I can't emember what the antenna length is for the 160 to 190KHz band, but
it's extremely short for the frequency.

Michael

6. ### Tom BiasiGuest

Some designs use the inductor series circuit as a loading coil for the
antenna. calculations don't always hold up in real life.
No idea if this applies here, just sayin'.

7. ### Michael BlackGuest

Yes, but I can't remember if loading coils are allowed by the rules for
unlicensed operation or not. I seem to recall something about "well we'll
just use a giant loading coil" but then "no, that's not allowed".

Michael

8. ### Tom BiasiGuest

Back many years ago when I first got my FCC First Class License I think
the rule came under part 95, unlicensed transmitters. Then 11 meters was
taken from the hams and CB was born. The unlicensed band was limited to
100mW and a 5 foot antenna. I don't recall any restrictions on loading
coils but that was back when the Pope was an Alter Boy.

9. ### Helmut WabnigGuest

Is that another world domination conspiracy or what?

w.

10. ### riccardo manfrinGuest

Il giorno lunedì 4 novembre 2013 04:38:18 UTC+1, Tom Biasi ha scritto:
I've been reading about the loading coil, but I just can't figure out the purpose? I thought that the inductor was there to match the antenna load. Has the "loading coil" this purpose? I mean, is it just another name for impedance matching? Or does it serve different purposes?

11. ### Phil AllisonGuest

"riccardo manfrin" = Goggle Groups fuckwit
** No fooling ??

** How surprising...........

** It might be there match your stupid ass.

** **** knows that this retard thinks "match " actually means

Least of all him.

** Not exactly, actually

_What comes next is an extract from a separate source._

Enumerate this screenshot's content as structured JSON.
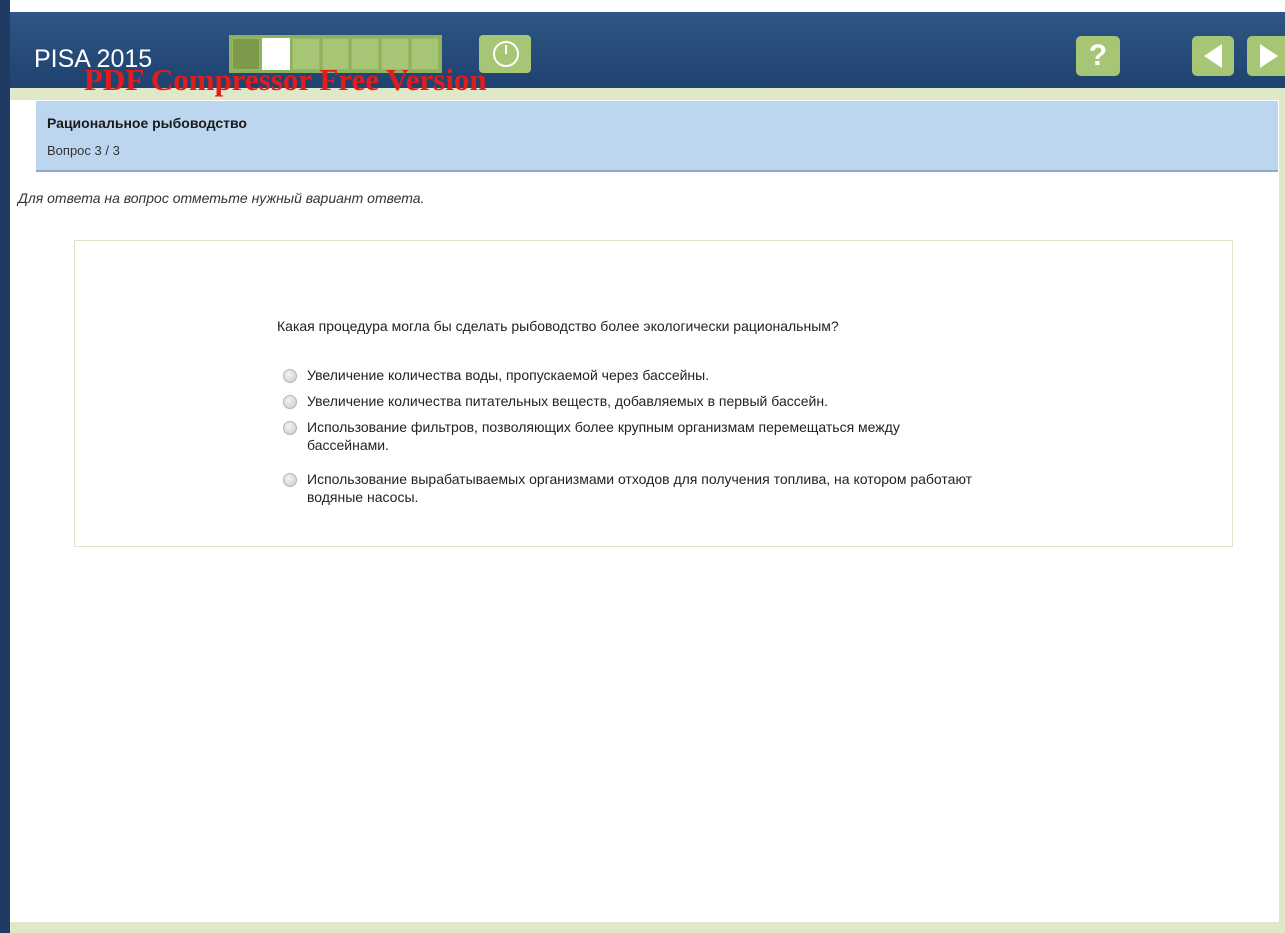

** Hmmm, is there a tiny flicker of insight ..........

It might just dawn on this fucking idiot that "match" has
more than its literal meaning.

Like in the old joke:

" Got a match ? "

" Yeah - your face and my ass. "

.... Phil

13. ### riccardo manfrinGuest

It is interesting, but I'm looking for a (possibly simple) mathematical formulation that

- applies to a generic dipole of arbitrary length (not lambda /2 or lambda/4, and in general way smaller than the wavelength),
- does not take in integrals nor starts from Maxwell's equations
- possibly takes in all conventional approximations/simplifications for far field, isotropic, linear, homogeneous, non-dispersive medium,
- binds the antenna complex impedance to the length and lambda

The closest to this was Fred's answer but the source is not exactly an "handbook".

I'm now starting from scratch to understand the current and voltages distribution across the dipole to understand how the ratio between them is defined and therefore the impedance.

R

14. ### Phil AllisonGuest

"riccardo manfrin"
** You are so far off the basic issue.

An antenna radiates RF energy in proportion to the VOLTAGE on its driven
elements.

A series inductor operating at resonance with some capacitance *magnifies*
the voltage appearing at the output of the driving amplifier.

Soooo - it boosts the energy radiation if the antenna is capacitive.

Which all short antennas are !!!!!!!!!!!

**** equal value impedance matching nonsense.

.... Phil

15. ### Helmut WabnigGuest

I always thougt it is the moving electron which radiates.
When you charge a metal object to a million volts,

w.

16. ### Phil AllisonGuest

"Helmut Wabnig"

** **** off retard.